*Exercise goal*.
Reproduce the records below exactly, but leave their pictures out of the copy.

━━ Records shown ━━

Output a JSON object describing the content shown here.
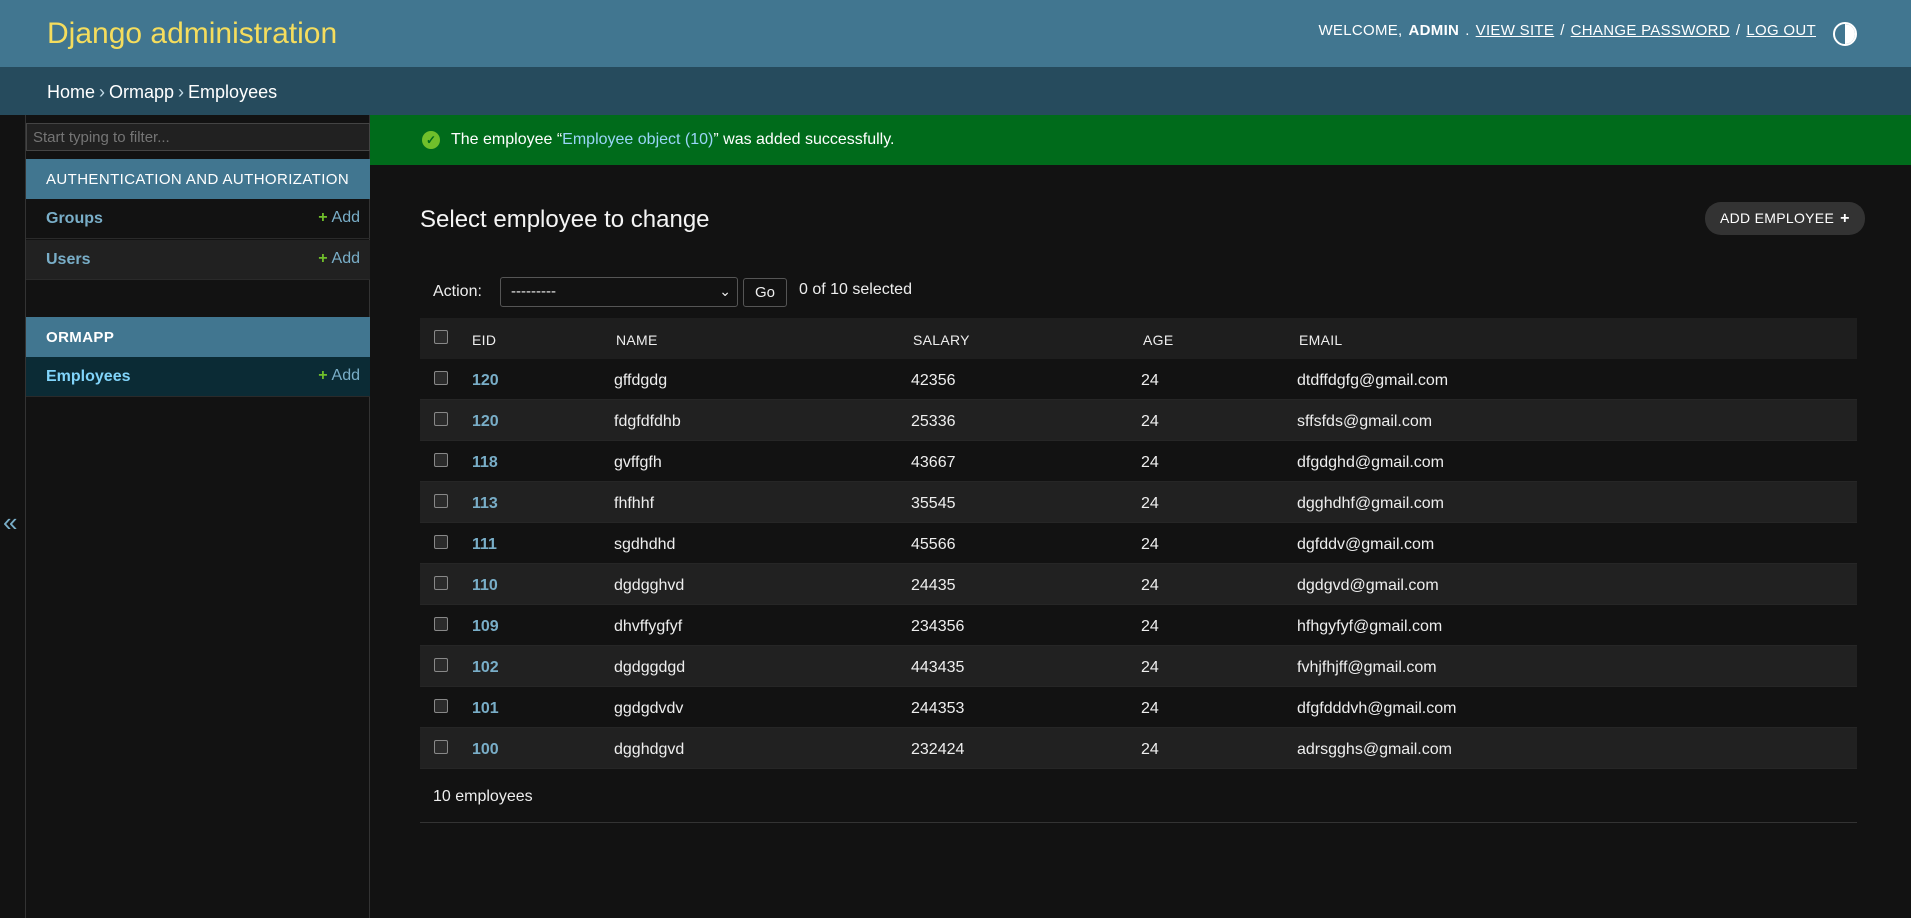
{
  "header": {
    "site_name": "Django administration",
    "welcome": "WELCOME,",
    "user": "ADMIN",
    "view_site": "VIEW SITE",
    "change_password": "CHANGE PASSWORD",
    "log_out": "LOG OUT",
    "sep": "/"
  },
  "breadcrumbs": {
    "home": "Home",
    "app": "Ormapp",
    "current": "Employees",
    "sep": "›"
  },
  "sidebar": {
    "filter_placeholder": "Start typing to filter...",
    "collapse_glyph": "«",
    "apps": [
      {
        "caption": "AUTHENTICATION AND AUTHORIZATION",
        "models": [
          {
            "name": "Groups",
            "add": "Add"
          },
          {
            "name": "Users",
            "add": "Add"
          }
        ]
      },
      {
        "caption": "ORMAPP",
        "models": [
          {
            "name": "Employees",
            "add": "Add"
          }
        ]
      }
    ]
  },
  "message": {
    "prefix": "The employee “",
    "object": "Employee object (10)",
    "suffix": "” was added successfully."
  },
  "content": {
    "title": "Select employee to change",
    "add_button": "ADD EMPLOYEE"
  },
  "actions": {
    "label": "Action:",
    "selected_option": "---------",
    "go": "Go",
    "counter": "0 of 10 selected"
  },
  "table": {
    "headers": [
      "EID",
      "NAME",
      "SALARY",
      "AGE",
      "EMAIL"
    ],
    "rows": [
      {
        "eid": "120",
        "name": "gffdgdg",
        "salary": "42356",
        "age": "24",
        "email": "dtdffdgfg@gmail.com"
      },
      {
        "eid": "120",
        "name": "fdgfdfdhb",
        "salary": "25336",
        "age": "24",
        "email": "sffsfds@gmail.com"
      },
      {
        "eid": "118",
        "name": "gvffgfh",
        "salary": "43667",
        "age": "24",
        "email": "dfgdghd@gmail.com"
      },
      {
        "eid": "113",
        "name": "fhfhhf",
        "salary": "35545",
        "age": "24",
        "email": "dgghdhf@gmail.com"
      },
      {
        "eid": "111",
        "name": "sgdhdhd",
        "salary": "45566",
        "age": "24",
        "email": "dgfddv@gmail.com"
      },
      {
        "eid": "110",
        "name": "dgdgghvd",
        "salary": "24435",
        "age": "24",
        "email": "dgdgvd@gmail.com"
      },
      {
        "eid": "109",
        "name": "dhvffygfyf",
        "salary": "234356",
        "age": "24",
        "email": "hfhgyfyf@gmail.com"
      },
      {
        "eid": "102",
        "name": "dgdggdgd",
        "salary": "443435",
        "age": "24",
        "email": "fvhjfhjff@gmail.com"
      },
      {
        "eid": "101",
        "name": "ggdgdvdv",
        "salary": "244353",
        "age": "24",
        "email": "dfgfdddvh@gmail.com"
      },
      {
        "eid": "100",
        "name": "dgghdgvd",
        "salary": "232424",
        "age": "24",
        "email": "adrsgghs@gmail.com"
      }
    ]
  },
  "paginator": {
    "count": "10 employees"
  }
}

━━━

*Answer for the task*.
Output a JSON object describing the content shown here.
{
  "header": {
    "site_name": "Django administration",
    "welcome": "WELCOME,",
    "user": "ADMIN",
    "view_site": "VIEW SITE",
    "change_password": "CHANGE PASSWORD",
    "log_out": "LOG OUT",
    "sep": "/"
  },
  "breadcrumbs": {
    "home": "Home",
    "app": "Ormapp",
    "current": "Employees",
    "sep": "›"
  },
  "sidebar": {
    "filter_placeholder": "Start typing to filter...",
    "collapse_glyph": "«",
    "apps": [
      {
        "caption": "AUTHENTICATION AND AUTHORIZATION",
        "models": [
          {
            "name": "Groups",
            "add": "Add"
          },
          {
            "name": "Users",
            "add": "Add"
          }
        ]
      },
      {
        "caption": "ORMAPP",
        "models": [
          {
            "name": "Employees",
            "add": "Add"
          }
        ]
      }
    ]
  },
  "message": {
    "prefix": "The employee “",
    "object": "Employee object (10)",
    "suffix": "” was added successfully."
  },
  "content": {
    "title": "Select employee to change",
    "add_button": "ADD EMPLOYEE"
  },
  "actions": {
    "label": "Action:",
    "selected_option": "---------",
    "go": "Go",
    "counter": "0 of 10 selected"
  },
  "table": {
    "headers": [
      "EID",
      "NAME",
      "SALARY",
      "AGE",
      "EMAIL"
    ],
    "rows": [
      {
        "eid": "120",
        "name": "gffdgdg",
        "salary": "42356",
        "age": "24",
        "email": "dtdffdgfg@gmail.com"
      },
      {
        "eid": "120",
        "name": "fdgfdfdhb",
        "salary": "25336",
        "age": "24",
        "email": "sffsfds@gmail.com"
      },
      {
        "eid": "118",
        "name": "gvffgfh",
        "salary": "43667",
        "age": "24",
        "email": "dfgdghd@gmail.com"
      },
      {
        "eid": "113",
        "name": "fhfhhf",
        "salary": "35545",
        "age": "24",
        "email": "dgghdhf@gmail.com"
      },
      {
        "eid": "111",
        "name": "sgdhdhd",
        "salary": "45566",
        "age": "24",
        "email": "dgfddv@gmail.com"
      },
      {
        "eid": "110",
        "name": "dgdgghvd",
        "salary": "24435",
        "age": "24",
        "email": "dgdgvd@gmail.com"
      },
      {
        "eid": "109",
        "name": "dhvffygfyf",
        "salary": "234356",
        "age": "24",
        "email": "hfhgyfyf@gmail.com"
      },
      {
        "eid": "102",
        "name": "dgdggdgd",
        "salary": "443435",
        "age": "24",
        "email": "fvhjfhjff@gmail.com"
      },
      {
        "eid": "101",
        "name": "ggdgdvdv",
        "salary": "244353",
        "age": "24",
        "email": "dfgfdddvh@gmail.com"
      },
      {
        "eid": "100",
        "name": "dgghdgvd",
        "salary": "232424",
        "age": "24",
        "email": "adrsgghs@gmail.com"
      }
    ]
  },
  "paginator": {
    "count": "10 employees"
  }
}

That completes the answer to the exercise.